Young Bronwen and her little brother Dylan live with their widowed Mam. Every day, in the early hours of morning, Mam leaves the two alone as she gathers other people’s laundry to bring back to their house to wash. Each night at bedtime, if she’s not too tired, Mam tells the children stories. Not fairy tales read aloud from books but exciting stories of dragons and ghosts, for their mother is a proper storyteller. Each Sunday, the little family go to the local chapel, perhaps a reminder of home in Wales. The O’Rileys, who live next door also go to church, but a different sort of church and one that Mam warns the two small children is not a church for them. Although polite to Mrs O’Riley and her sons Bronwen and Dylan’s mother keeps her distance from them.
But then on Christmas Eve, Mam has to go out to the shops for some last minute items and leaves her children alone for a little while. Bronwen and Dylan hear a ghostly plonk! plonk! plonk! from the washroom that sends them running into the street.
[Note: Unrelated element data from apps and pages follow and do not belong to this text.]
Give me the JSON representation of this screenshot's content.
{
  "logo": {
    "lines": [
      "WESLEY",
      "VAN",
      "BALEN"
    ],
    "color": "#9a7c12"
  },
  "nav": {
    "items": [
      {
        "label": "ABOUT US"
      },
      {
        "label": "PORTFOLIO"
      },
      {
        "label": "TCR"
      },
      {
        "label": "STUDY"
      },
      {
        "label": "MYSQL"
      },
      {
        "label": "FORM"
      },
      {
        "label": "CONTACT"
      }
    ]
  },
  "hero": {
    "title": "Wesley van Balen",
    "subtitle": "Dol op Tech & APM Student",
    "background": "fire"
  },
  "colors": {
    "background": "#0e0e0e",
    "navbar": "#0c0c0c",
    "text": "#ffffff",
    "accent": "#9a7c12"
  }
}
They run straight into the arms of Mrs. O’Riley. Far from being scary or “different.” Mrs O’Riley reassures the children and takes them into her home until their mother returns. Once next door the children not only find the family are kind and welcoming but they also solve the mystery of the ghostly plonking. Better still Bronwen and Dylan’s mum makes a new and kind friend.
The wonderful illustrations are so full of detail that you want to slow down as you read this book and take it all in. Young children would learn quite a lot of historical information from this lovely book without actually realising it. Shirley Hughes has a gift for conveying the emotions of small children in their expressions and general demeanour that encourages young readers to empathise with the characters. Little children can become very worried by the unknown or something they don’t understand despite there often being a very straightforward explanation for it. Both the story and the illustrations capture this perfectly. As with all this author’s picture books there is a feeling of comforting kindness and reassurance. We all need a bit of that sometimes.
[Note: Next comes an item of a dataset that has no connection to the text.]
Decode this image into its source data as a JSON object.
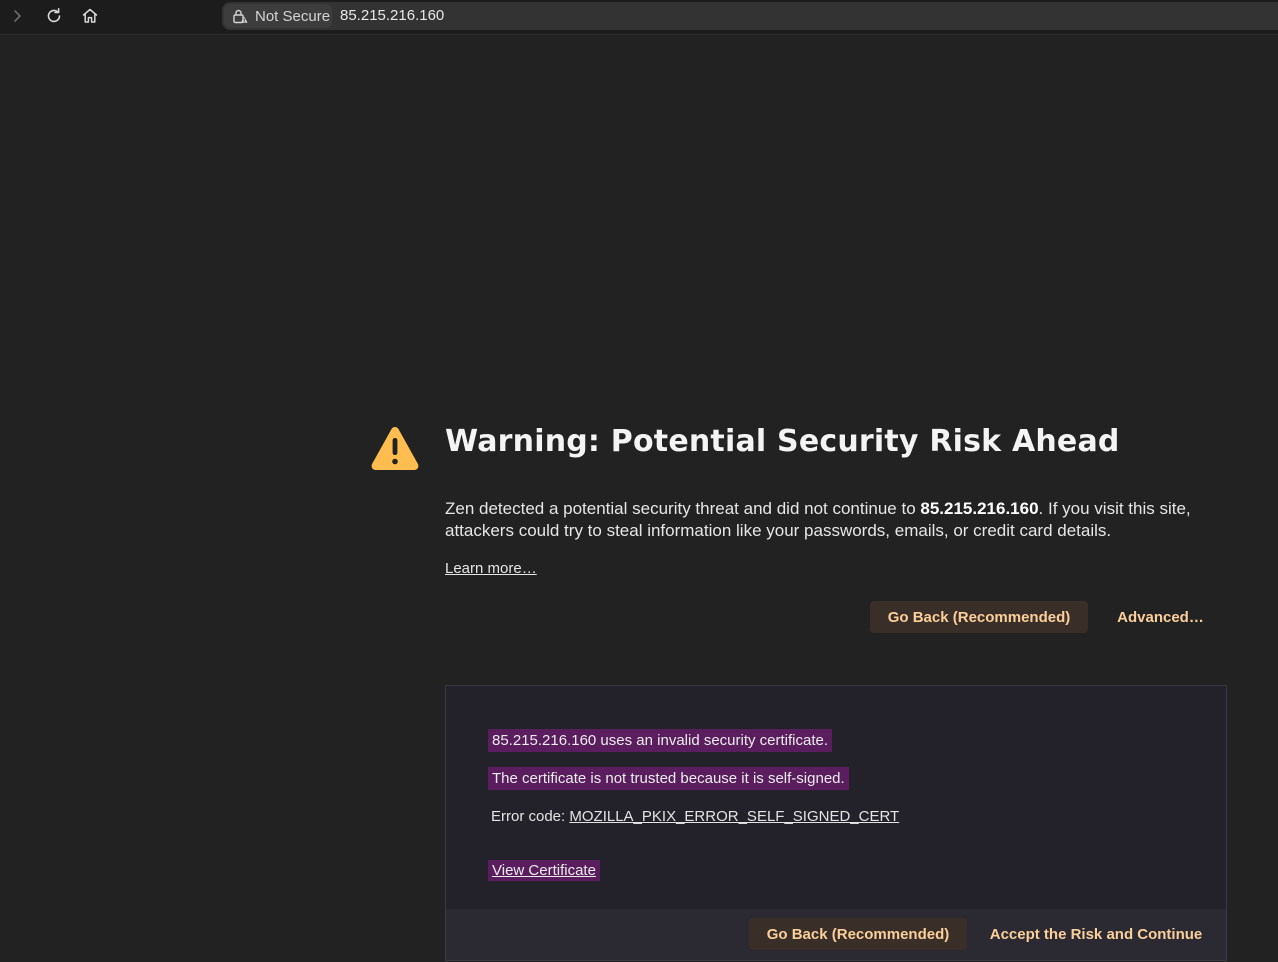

I must confess to a personal reason for liking this particular Christmas picture book even more. My parents are a similar age to Shirley Hughes and were born and brought up in Liverpool too. In fact my dad has memories of visiting T J Hughes’ department store, founded by her father, as a little boy. This book and the illustrations in particular remind me of my own childhood visits to Liverpool and my dad’s stories of life in pre-war Liverpool so I have always felt an affinity to the story and the characters. However you don’t have to be a Scouser to love this, a lovely thoughtful message of kindness and community spirit is wonderful for everyone.